Iredell County Commissioner Gene Houpe called Robinson a “dedicated, compassionate public servant.”
Tonya Rome wrote that she grew up with multiple family members active at Shepherds VFD. “I can’t think of a time that Kelly wasn’t there,” she said. “Countless hours working BBQs, rescues and training hours — he dedicated his life to the department and the community.”
Justin Cagle volunteered with his dad, first as a junior member and then as a senior member of Shepherds VFD. “Kelly was there and took me into my first fire, and that was the day I was hooked on the fire service,” Cagle recently wrote on Facebook. “When my dad suddenly passed away, Kelly was there for our family. He helped Mom a lot during the process of planning and even donated time to me to be paid to be off work as I had just gotten on shift and had no PTO.
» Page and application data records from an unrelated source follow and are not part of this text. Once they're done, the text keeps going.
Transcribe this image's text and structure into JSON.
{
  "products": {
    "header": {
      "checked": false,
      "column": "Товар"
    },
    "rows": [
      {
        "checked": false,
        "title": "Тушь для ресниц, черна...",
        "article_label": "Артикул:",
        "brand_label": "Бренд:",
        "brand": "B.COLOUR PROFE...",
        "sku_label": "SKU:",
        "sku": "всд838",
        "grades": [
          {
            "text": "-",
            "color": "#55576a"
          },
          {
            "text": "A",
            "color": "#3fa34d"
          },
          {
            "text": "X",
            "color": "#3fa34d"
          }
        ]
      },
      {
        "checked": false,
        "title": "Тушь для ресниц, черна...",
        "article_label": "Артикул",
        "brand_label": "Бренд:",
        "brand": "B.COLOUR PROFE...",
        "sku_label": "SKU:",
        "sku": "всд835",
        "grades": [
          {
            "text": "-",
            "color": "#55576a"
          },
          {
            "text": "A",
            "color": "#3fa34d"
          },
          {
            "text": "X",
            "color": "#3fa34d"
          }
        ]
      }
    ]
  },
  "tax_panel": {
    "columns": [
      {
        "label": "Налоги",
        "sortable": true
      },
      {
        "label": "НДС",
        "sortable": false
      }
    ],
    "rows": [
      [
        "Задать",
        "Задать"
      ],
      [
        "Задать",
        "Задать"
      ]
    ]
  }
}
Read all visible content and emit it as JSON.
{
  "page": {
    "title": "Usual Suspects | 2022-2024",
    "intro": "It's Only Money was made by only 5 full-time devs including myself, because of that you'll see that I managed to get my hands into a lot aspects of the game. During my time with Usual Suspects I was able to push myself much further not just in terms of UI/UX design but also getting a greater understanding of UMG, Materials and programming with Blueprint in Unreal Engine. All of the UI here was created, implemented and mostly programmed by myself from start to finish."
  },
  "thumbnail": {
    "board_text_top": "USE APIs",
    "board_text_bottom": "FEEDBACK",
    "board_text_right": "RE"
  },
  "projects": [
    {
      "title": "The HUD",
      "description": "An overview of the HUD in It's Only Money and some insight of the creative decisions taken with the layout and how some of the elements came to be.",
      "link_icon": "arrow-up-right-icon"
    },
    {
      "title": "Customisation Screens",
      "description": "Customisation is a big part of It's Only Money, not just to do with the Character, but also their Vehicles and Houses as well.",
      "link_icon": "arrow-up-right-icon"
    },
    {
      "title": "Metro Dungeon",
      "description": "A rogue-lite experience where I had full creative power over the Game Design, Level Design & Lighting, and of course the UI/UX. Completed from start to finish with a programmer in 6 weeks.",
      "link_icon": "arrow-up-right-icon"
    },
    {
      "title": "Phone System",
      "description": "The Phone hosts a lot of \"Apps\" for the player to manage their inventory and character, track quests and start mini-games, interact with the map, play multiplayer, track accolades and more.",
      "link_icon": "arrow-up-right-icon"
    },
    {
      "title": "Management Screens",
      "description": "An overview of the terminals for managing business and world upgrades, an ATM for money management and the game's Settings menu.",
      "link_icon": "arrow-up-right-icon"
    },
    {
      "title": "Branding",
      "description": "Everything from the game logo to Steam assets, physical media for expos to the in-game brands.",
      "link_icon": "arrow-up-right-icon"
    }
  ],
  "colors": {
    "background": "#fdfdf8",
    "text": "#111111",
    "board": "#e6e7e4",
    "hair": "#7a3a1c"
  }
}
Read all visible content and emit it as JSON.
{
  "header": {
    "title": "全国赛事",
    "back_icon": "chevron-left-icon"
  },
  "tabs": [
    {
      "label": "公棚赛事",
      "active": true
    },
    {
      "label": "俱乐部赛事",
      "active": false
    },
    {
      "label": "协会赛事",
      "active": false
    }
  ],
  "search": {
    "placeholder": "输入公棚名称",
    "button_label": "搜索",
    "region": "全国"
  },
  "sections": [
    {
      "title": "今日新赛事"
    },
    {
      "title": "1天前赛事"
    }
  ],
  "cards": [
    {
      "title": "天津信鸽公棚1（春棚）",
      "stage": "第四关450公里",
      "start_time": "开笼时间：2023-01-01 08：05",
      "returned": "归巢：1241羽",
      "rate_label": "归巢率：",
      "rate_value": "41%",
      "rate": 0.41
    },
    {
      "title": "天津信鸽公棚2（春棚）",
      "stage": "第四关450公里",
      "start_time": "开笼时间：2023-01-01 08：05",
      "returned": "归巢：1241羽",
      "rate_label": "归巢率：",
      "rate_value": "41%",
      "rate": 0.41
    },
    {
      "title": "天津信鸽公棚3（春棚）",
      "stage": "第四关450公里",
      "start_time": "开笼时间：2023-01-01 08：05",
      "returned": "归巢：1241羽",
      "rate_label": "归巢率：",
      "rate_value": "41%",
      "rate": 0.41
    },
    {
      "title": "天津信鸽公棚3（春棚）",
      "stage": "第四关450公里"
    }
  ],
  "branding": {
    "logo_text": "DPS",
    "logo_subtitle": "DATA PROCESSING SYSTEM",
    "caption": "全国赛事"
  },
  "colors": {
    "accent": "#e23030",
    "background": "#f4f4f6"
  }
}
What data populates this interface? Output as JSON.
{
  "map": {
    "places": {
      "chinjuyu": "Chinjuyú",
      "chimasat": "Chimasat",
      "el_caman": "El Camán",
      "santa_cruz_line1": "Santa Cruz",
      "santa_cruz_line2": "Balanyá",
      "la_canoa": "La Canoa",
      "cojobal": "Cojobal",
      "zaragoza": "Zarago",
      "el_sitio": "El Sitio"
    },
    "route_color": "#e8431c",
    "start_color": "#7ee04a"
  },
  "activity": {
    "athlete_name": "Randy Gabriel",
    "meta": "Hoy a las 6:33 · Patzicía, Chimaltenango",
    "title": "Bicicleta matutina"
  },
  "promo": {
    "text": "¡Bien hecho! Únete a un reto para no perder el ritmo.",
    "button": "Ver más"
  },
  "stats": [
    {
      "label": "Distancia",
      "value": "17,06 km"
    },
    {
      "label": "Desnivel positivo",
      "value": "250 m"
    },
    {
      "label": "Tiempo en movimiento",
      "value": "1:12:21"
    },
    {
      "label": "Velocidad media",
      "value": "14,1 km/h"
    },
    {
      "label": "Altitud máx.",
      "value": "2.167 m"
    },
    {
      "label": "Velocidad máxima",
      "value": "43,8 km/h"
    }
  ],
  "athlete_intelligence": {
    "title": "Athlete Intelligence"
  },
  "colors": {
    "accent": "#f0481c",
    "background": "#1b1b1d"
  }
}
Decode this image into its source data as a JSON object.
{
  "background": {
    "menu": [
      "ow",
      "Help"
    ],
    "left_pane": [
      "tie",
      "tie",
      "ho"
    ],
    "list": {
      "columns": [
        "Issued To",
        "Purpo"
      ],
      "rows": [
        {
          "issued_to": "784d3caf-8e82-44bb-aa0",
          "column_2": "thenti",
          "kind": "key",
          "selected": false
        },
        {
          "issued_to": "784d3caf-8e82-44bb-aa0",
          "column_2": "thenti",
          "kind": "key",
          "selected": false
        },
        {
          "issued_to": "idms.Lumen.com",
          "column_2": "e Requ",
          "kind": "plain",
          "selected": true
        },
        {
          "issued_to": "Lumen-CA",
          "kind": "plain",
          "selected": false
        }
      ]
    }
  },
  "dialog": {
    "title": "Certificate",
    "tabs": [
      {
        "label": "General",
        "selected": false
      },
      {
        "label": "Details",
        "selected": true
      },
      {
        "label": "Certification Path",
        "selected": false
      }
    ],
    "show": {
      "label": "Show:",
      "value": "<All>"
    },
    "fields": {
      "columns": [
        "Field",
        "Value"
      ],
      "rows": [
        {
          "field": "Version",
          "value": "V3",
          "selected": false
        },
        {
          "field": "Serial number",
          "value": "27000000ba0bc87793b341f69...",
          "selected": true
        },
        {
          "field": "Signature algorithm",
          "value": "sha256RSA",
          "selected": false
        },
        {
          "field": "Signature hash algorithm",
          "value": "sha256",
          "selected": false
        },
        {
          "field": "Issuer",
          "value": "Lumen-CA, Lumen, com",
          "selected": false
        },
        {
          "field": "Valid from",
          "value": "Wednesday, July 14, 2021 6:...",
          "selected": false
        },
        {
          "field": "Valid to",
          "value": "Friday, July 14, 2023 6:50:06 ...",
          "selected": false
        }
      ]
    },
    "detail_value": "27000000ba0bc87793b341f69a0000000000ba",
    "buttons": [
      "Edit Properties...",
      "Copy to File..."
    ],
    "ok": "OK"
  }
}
“Kelly has been like a second dad to me my whole life, always crossing paths wherever my life went, always being there as a leader, mentor and friend. He has always taken care of everyone else,” Cagle wrote, “and it’s now time the community steps up and takes care of him.”
Shades of Love is also helping raise money for Robinson’s family and his medical expenses. Donations are tax-deductible, and all information can be found in the Shades of Love flyer above. For more information or to register for the ruck, click here.